■ **Exercise description**:
Please restate the lines shown below exactly, every one of them.

○ ○ ○

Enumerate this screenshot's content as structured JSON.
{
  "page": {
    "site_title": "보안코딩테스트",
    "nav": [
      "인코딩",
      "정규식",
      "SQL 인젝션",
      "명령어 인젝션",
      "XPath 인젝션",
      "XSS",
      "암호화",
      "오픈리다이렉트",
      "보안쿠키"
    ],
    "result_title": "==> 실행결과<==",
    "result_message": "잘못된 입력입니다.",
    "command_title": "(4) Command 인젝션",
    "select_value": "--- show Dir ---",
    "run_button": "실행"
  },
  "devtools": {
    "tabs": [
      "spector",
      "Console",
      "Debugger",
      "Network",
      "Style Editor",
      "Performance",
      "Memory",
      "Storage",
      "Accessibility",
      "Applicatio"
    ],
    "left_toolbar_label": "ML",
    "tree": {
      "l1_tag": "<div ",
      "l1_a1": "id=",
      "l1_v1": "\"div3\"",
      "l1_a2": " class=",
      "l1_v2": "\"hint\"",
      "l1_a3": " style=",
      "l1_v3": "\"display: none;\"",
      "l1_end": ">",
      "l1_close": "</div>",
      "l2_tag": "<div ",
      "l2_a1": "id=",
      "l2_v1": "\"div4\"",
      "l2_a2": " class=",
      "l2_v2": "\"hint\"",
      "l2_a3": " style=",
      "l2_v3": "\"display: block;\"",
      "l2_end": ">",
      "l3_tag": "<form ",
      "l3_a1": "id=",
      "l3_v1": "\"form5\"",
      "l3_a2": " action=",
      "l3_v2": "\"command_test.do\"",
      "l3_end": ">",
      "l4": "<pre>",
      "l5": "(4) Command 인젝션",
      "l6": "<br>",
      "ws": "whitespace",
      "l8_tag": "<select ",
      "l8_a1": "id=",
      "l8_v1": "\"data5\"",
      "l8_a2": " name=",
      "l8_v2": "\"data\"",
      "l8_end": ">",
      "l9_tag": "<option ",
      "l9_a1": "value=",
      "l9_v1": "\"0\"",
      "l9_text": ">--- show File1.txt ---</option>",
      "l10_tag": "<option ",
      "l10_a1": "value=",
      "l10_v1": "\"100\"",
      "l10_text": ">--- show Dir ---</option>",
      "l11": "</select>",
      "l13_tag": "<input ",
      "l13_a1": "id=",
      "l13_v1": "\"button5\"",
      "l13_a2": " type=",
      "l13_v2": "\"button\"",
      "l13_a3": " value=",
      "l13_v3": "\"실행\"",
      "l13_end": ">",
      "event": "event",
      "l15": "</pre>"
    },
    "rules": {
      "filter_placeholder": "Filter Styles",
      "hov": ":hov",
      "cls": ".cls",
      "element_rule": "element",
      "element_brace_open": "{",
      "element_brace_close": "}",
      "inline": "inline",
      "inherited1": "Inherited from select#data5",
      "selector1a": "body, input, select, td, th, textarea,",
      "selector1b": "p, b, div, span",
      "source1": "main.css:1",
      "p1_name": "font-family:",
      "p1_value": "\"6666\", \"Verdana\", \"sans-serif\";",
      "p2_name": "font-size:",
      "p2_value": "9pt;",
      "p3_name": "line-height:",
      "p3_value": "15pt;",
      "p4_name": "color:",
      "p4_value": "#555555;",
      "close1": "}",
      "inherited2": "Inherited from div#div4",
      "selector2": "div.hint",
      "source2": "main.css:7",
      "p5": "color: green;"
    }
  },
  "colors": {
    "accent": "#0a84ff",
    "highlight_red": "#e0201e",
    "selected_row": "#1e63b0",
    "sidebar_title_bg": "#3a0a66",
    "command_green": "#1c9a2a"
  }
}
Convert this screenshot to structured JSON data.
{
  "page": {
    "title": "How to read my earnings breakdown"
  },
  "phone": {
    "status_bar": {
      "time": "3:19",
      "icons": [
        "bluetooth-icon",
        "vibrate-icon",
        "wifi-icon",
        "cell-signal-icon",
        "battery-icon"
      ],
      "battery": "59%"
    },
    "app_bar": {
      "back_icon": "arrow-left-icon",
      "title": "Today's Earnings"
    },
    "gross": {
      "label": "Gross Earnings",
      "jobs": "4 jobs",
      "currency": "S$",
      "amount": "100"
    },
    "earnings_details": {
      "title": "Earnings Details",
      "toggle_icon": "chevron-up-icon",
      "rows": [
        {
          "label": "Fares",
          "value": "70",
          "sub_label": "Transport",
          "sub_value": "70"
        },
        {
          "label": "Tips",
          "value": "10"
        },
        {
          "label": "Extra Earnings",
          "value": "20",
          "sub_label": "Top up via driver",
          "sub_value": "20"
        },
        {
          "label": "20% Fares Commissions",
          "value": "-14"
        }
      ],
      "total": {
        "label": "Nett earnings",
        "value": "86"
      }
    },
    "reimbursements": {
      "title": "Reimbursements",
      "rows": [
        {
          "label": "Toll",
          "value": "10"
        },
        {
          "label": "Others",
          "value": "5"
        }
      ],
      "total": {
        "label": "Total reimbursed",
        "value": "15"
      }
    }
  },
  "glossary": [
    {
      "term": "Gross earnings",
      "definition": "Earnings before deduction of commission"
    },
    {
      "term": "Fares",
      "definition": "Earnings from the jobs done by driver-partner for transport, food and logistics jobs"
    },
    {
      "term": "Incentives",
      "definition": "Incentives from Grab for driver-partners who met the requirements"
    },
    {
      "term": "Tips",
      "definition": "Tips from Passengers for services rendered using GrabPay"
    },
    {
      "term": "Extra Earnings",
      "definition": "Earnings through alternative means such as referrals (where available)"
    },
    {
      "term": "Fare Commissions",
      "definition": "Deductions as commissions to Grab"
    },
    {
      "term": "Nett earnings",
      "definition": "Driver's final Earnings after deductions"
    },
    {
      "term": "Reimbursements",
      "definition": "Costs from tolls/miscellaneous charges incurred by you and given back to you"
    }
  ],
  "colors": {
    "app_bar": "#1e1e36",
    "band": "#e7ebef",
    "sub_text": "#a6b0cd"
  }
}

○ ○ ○

■ **Answer to the problem**:
Enumerate this screenshot's content as structured JSON.
{
  "page": {
    "site_title": "보안코딩테스트",
    "nav": [
      "인코딩",
      "정규식",
      "SQL 인젝션",
      "명령어 인젝션",
      "XPath 인젝션",
      "XSS",
      "암호화",
      "오픈리다이렉트",
      "보안쿠키"
    ],
    "result_title": "==> 실행결과<==",
    "result_message": "잘못된 입력입니다.",
    "command_title": "(4) Command 인젝션",
    "select_value": "--- show Dir ---",
    "run_button": "실행"
  },
  "devtools": {
    "tabs": [
      "spector",
      "Console",
      "Debugger",
      "Network",
      "Style Editor",
      "Performance",
      "Memory",
      "Storage",
      "Accessibility",
      "Applicatio"
    ],
    "left_toolbar_label": "ML",
    "tree": {
      "l1_tag": "<div ",
      "l1_a1": "id=",
      "l1_v1": "\"div3\"",
      "l1_a2": " class=",
      "l1_v2": "\"hint\"",
      "l1_a3": " style=",
      "l1_v3": "\"display: none;\"",
      "l1_end": ">",
      "l1_close": "</div>",
      "l2_tag": "<div ",
      "l2_a1": "id=",
      "l2_v1": "\"div4\"",
      "l2_a2": " class=",
      "l2_v2": "\"hint\"",
      "l2_a3": " style=",
      "l2_v3": "\"display: block;\"",
      "l2_end": ">",
      "l3_tag": "<form ",
      "l3_a1": "id=",
      "l3_v1": "\"form5\"",
      "l3_a2": " action=",
      "l3_v2": "\"command_test.do\"",
      "l3_end": ">",
      "l4": "<pre>",
      "l5": "(4) Command 인젝션",
      "l6": "<br>",
      "ws": "whitespace",
      "l8_tag": "<select ",
      "l8_a1": "id=",
      "l8_v1": "\"data5\"",
      "l8_a2": " name=",
      "l8_v2": "\"data\"",
      "l8_end": ">",
      "l9_tag": "<option ",
      "l9_a1": "value=",
      "l9_v1": "\"0\"",
      "l9_text": ">--- show File1.txt ---</option>",
      "l10_tag": "<option ",
      "l10_a1": "value=",
      "l10_v1": "\"100\"",
      "l10_text": ">--- show Dir ---</option>",
      "l11": "</select>",
      "l13_tag": "<input ",
      "l13_a1": "id=",
      "l13_v1": "\"button5\"",
      "l13_a2": " type=",
      "l13_v2": "\"button\"",
      "l13_a3": " value=",
      "l13_v3": "\"실행\"",
      "l13_end": ">",
      "event": "event",
      "l15": "</pre>"
    },
    "rules": {
      "filter_placeholder": "Filter Styles",
      "hov": ":hov",
      "cls": ".cls",
      "element_rule": "element",
      "element_brace_open": "{",
      "element_brace_close": "}",
      "inline": "inline",
      "inherited1": "Inherited from select#data5",
      "selector1a": "body, input, select, td, th, textarea,",
      "selector1b": "p, b, div, span",
      "source1": "main.css:1",
      "p1_name": "font-family:",
      "p1_value": "\"6666\", \"Verdana\", \"sans-serif\";",
      "p2_name": "font-size:",
      "p2_value": "9pt;",
      "p3_name": "line-height:",
      "p3_value": "15pt;",
      "p4_name": "color:",
      "p4_value": "#555555;",
      "close1": "}",
      "inherited2": "Inherited from div#div4",
      "selector2": "div.hint",
      "source2": "main.css:7",
      "p5": "color: green;"
    }
  },
  "colors": {
    "accent": "#0a84ff",
    "highlight_red": "#e0201e",
    "selected_row": "#1e63b0",
    "sidebar_title_bg": "#3a0a66",
    "command_green": "#1c9a2a"
  }
}
Convert this screenshot to structured JSON data.
{
  "page": {
    "title": "How to read my earnings breakdown"
  },
  "phone": {
    "status_bar": {
      "time": "3:19",
      "icons": [
        "bluetooth-icon",
        "vibrate-icon",
        "wifi-icon",
        "cell-signal-icon",
        "battery-icon"
      ],
      "battery": "59%"
    },
    "app_bar": {
      "back_icon": "arrow-left-icon",
      "title": "Today's Earnings"
    },
    "gross": {
      "label": "Gross Earnings",
      "jobs": "4 jobs",
      "currency": "S$",
      "amount": "100"
    },
    "earnings_details": {
      "title": "Earnings Details",
      "toggle_icon": "chevron-up-icon",
      "rows": [
        {
          "label": "Fares",
          "value": "70",
          "sub_label": "Transport",
          "sub_value": "70"
        },
        {
          "label": "Tips",
          "value": "10"
        },
        {
          "label": "Extra Earnings",
          "value": "20",
          "sub_label": "Top up via driver",
          "sub_value": "20"
        },
        {
          "label": "20% Fares Commissions",
          "value": "-14"
        }
      ],
      "total": {
        "label": "Nett earnings",
        "value": "86"
      }
    },
    "reimbursements": {
      "title": "Reimbursements",
      "rows": [
        {
          "label": "Toll",
          "value": "10"
        },
        {
          "label": "Others",
          "value": "5"
        }
      ],
      "total": {
        "label": "Total reimbursed",
        "value": "15"
      }
    }
  },
  "glossary": [
    {
      "term": "Gross earnings",
      "definition": "Earnings before deduction of commission"
    },
    {
      "term": "Fares",
      "definition": "Earnings from the jobs done by driver-partner for transport, food and logistics jobs"
    },
    {
      "term": "Incentives",
      "definition": "Incentives from Grab for driver-partners who met the requirements"
    },
    {
      "term": "Tips",
      "definition": "Tips from Passengers for services rendered using GrabPay"
    },
    {
      "term": "Extra Earnings",
      "definition": "Earnings through alternative means such as referrals (where available)"
    },
    {
      "term": "Fare Commissions",
      "definition": "Deductions as commissions to Grab"
    },
    {
      "term": "Nett earnings",
      "definition": "Driver's final Earnings after deductions"
    },
    {
      "term": "Reimbursements",
      "definition": "Costs from tolls/miscellaneous charges incurred by you and given back to you"
    }
  ],
  "colors": {
    "app_bar": "#1e1e36",
    "band": "#e7ebef",
    "sub_text": "#a6b0cd"
  }
}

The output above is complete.